— The problem —
The records that follow must be reproduced in full, with every picture excluded.

— Exercise data —

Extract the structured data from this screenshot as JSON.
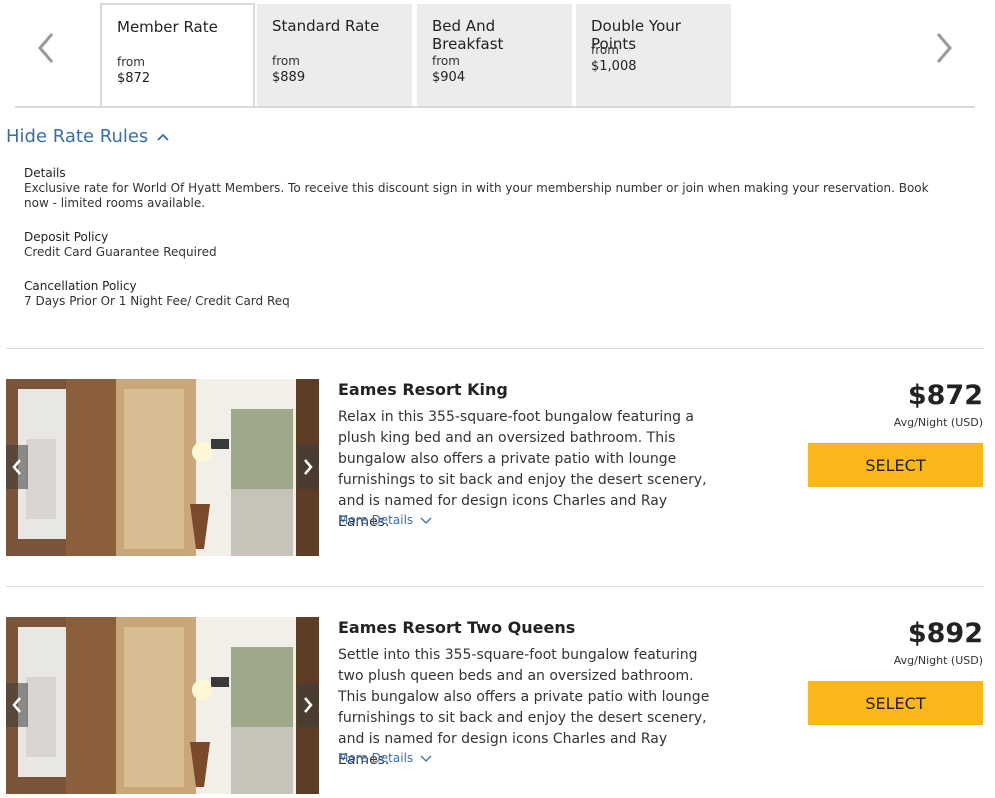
{
  "rate_tabs": [
    {
      "name": "Member Rate",
      "from": "from",
      "price": "$872"
    },
    {
      "name": "Standard Rate",
      "from": "from",
      "price": "$889"
    },
    {
      "name": "Bed And Breakfast",
      "from": "from",
      "price": "$904"
    },
    {
      "name": "Double Your Points",
      "from": "from",
      "price": "$1,008"
    }
  ],
  "hide_rules_label": "Hide Rate Rules",
  "rules": {
    "details_title": "Details",
    "details_text": "Exclusive rate for World Of Hyatt Members. To receive this discount sign in with your membership number or join when making your reservation. Book now - limited rooms available.",
    "deposit_title": "Deposit Policy",
    "deposit_text": "Credit Card Guarantee Required",
    "cancellation_title": "Cancellation Policy",
    "cancellation_text": "7 Days Prior Or 1 Night Fee/ Credit Card Req"
  },
  "rooms": [
    {
      "title": "Eames Resort King",
      "description": "Relax in this 355-square-foot bungalow featuring a plush king bed and an oversized bathroom. This bungalow also offers a private patio with lounge furnishings to sit back and enjoy the desert scenery, and is named for design icons Charles and Ray Eames.",
      "more_details": "More Details",
      "price": "$872",
      "price_note": "Avg/Night (USD)",
      "select_label": "SELECT"
    },
    {
      "title": "Eames Resort Two Queens",
      "description": "Settle into this 355-square-foot bungalow featuring two plush queen beds and an oversized bathroom. This bungalow also offers a private patio with lounge furnishings to sit back and enjoy the desert scenery, and is named for design icons Charles and Ray Eames.",
      "more_details": "More Details",
      "price": "$892",
      "price_note": "Avg/Night (USD)",
      "select_label": "SELECT"
    }
  ],
  "icons": {
    "prev": "chevron-left-icon",
    "next": "chevron-right-icon",
    "collapse": "chevron-up-icon",
    "expand": "chevron-down-icon"
  },
  "colors": {
    "link": "#3a6ea5",
    "select_button": "#fbb719",
    "tab_inactive": "#ececec"
  }
}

— Reply —
Extract the structured data from this screenshot as JSON.
{
  "rate_tabs": [
    {
      "name": "Member Rate",
      "from": "from",
      "price": "$872"
    },
    {
      "name": "Standard Rate",
      "from": "from",
      "price": "$889"
    },
    {
      "name": "Bed And Breakfast",
      "from": "from",
      "price": "$904"
    },
    {
      "name": "Double Your Points",
      "from": "from",
      "price": "$1,008"
    }
  ],
  "hide_rules_label": "Hide Rate Rules",
  "rules": {
    "details_title": "Details",
    "details_text": "Exclusive rate for World Of Hyatt Members. To receive this discount sign in with your membership number or join when making your reservation. Book now - limited rooms available.",
    "deposit_title": "Deposit Policy",
    "deposit_text": "Credit Card Guarantee Required",
    "cancellation_title": "Cancellation Policy",
    "cancellation_text": "7 Days Prior Or 1 Night Fee/ Credit Card Req"
  },
  "rooms": [
    {
      "title": "Eames Resort King",
      "description": "Relax in this 355-square-foot bungalow featuring a plush king bed and an oversized bathroom. This bungalow also offers a private patio with lounge furnishings to sit back and enjoy the desert scenery, and is named for design icons Charles and Ray Eames.",
      "more_details": "More Details",
      "price": "$872",
      "price_note": "Avg/Night (USD)",
      "select_label": "SELECT"
    },
    {
      "title": "Eames Resort Two Queens",
      "description": "Settle into this 355-square-foot bungalow featuring two plush queen beds and an oversized bathroom. This bungalow also offers a private patio with lounge furnishings to sit back and enjoy the desert scenery, and is named for design icons Charles and Ray Eames.",
      "more_details": "More Details",
      "price": "$892",
      "price_note": "Avg/Night (USD)",
      "select_label": "SELECT"
    }
  ],
  "icons": {
    "prev": "chevron-left-icon",
    "next": "chevron-right-icon",
    "collapse": "chevron-up-icon",
    "expand": "chevron-down-icon"
  },
  "colors": {
    "link": "#3a6ea5",
    "select_button": "#fbb719",
    "tab_inactive": "#ececec"
  }
}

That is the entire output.